Bladder cancer is also more common in men than in women, possibly because in the past, men were more likely to smoke and work in the manufacturing industry.
Types of bladder cancer
Once diagnosed, bladder cancer can be classified by how far it has spread.
If the cancerous cells are contained inside the lining of the bladder, doctors describe it as non-muscle-invasive bladder cancer. This is the most common type of bladder cancer. Most people don’t die as a result of this type of bladder cancer.
When the cancerous cells spread beyond the lining, into the surrounding bladder muscle, it’s referred to as muscle-invasive bladder cancer. This is less common, but has a higher chance of spreading to other parts of the body.
If bladder cancer has spread to other parts of the body, it’s known as advanced or metastatic bladder cancer.
Treating bladder cancer
In cases of non-muscle invasive bladder cancer (NMIBC), it’s usually possible to remove the cancerous cells while leaving the rest of the bladder intact.

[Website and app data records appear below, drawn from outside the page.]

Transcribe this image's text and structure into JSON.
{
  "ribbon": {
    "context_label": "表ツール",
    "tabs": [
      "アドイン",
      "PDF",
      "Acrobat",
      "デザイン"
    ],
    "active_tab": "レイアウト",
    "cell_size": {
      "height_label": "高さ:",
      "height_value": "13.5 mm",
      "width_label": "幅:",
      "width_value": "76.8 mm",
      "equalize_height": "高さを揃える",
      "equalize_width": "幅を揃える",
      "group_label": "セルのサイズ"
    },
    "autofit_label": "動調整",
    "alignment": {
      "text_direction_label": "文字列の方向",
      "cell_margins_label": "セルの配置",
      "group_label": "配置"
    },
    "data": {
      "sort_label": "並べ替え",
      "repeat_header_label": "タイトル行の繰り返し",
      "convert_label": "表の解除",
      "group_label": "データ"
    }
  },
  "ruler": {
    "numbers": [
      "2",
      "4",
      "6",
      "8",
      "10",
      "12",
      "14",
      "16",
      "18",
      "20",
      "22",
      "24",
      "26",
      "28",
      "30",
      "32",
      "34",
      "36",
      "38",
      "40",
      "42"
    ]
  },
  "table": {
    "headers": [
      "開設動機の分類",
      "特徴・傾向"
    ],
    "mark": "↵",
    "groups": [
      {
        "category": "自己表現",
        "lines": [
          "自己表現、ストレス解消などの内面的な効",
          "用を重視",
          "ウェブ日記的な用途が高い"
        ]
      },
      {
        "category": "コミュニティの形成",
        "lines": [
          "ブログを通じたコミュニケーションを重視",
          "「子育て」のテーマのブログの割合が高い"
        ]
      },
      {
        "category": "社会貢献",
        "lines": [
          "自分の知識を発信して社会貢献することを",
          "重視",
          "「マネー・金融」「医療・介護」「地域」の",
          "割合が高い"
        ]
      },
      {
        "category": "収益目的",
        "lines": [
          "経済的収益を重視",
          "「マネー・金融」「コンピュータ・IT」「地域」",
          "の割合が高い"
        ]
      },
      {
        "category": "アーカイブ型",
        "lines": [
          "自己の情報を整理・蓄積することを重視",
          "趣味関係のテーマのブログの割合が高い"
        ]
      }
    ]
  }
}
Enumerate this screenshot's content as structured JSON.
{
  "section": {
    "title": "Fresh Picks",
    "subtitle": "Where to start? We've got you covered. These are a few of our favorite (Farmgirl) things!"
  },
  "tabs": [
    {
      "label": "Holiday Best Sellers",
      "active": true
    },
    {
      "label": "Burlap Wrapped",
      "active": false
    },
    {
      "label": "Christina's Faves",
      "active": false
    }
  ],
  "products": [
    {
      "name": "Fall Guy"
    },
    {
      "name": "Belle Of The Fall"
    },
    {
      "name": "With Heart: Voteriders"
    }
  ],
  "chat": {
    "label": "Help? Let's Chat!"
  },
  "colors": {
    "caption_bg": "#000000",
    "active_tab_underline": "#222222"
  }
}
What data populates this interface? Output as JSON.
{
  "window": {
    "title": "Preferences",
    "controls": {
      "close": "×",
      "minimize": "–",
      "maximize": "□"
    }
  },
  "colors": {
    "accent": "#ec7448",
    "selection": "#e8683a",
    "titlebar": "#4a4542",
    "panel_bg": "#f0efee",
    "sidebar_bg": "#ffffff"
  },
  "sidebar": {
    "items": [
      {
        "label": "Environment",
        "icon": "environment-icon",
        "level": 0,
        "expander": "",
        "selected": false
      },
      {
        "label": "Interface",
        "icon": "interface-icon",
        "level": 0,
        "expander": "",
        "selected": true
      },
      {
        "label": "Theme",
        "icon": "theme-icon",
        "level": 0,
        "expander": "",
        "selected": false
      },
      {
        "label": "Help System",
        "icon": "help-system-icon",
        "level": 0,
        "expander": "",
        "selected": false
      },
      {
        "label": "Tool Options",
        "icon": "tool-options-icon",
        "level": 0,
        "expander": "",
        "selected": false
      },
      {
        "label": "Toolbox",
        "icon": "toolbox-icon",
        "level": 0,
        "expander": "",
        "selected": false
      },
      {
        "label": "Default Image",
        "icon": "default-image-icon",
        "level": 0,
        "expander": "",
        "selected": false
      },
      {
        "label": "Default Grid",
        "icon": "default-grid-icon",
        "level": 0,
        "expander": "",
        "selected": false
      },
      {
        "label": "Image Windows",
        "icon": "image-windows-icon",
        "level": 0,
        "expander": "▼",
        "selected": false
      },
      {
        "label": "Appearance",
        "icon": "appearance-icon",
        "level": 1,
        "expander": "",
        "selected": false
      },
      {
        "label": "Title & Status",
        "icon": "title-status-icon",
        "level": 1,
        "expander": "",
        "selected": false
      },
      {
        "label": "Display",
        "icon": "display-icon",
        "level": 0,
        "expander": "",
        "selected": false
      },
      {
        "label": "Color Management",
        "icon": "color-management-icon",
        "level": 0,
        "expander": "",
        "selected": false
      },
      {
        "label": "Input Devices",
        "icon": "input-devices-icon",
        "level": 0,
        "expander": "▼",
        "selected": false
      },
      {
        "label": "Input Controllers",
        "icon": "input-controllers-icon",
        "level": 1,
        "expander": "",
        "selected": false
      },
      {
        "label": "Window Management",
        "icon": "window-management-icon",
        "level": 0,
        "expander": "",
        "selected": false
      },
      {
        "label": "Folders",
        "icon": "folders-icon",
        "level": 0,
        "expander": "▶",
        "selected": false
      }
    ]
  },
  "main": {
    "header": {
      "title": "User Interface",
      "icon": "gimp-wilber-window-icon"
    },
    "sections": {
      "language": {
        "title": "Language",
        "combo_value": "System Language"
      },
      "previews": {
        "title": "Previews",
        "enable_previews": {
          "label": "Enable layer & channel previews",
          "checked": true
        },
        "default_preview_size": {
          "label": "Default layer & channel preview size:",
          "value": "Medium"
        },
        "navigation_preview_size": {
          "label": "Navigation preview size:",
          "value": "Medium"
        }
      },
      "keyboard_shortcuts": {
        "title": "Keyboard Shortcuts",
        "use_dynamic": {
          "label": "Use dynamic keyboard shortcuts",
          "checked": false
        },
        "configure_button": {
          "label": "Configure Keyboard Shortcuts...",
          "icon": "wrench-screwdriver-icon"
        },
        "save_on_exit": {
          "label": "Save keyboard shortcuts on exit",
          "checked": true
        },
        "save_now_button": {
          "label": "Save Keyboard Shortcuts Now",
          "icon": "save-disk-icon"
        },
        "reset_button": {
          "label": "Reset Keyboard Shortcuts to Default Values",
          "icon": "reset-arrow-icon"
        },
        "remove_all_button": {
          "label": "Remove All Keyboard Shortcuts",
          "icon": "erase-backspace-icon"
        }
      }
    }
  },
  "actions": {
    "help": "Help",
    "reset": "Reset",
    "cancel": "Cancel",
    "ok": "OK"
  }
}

This is done using a surgical technique called transurethral resection of a bladder tumour (TURBT). This is followed by a dose of chemotherapy medication directly into the bladder, to reduce the risk of the cancer returning.
In cases with a higher risk of recurrence, medicine known as Bacillus Calmette-Guérin (BCG) may be injected into the bladder to reduce the risk of the cancer returning.
Treatment for high-risk NMIBC, or muscle invasive bladder cancer (MIBC) may involve surgically removing the bladder in an operation known as a cystectomy.
Most patients will have a choice of either surgery or a course of radiotherapy.
When the bladder is removed, another method of collecting urine is needed. Possible options include making an opening in the abdomen so urine can be passed into an external bag, or constructing a new bladder out of a section of bowel. This will be done at the same time as a cystectomy.
After treatment for all types of bladder cancer, the patient will have regular follow-up tests to check for signs of recurrence.
Information sourced from NHS England – Bladder Cancer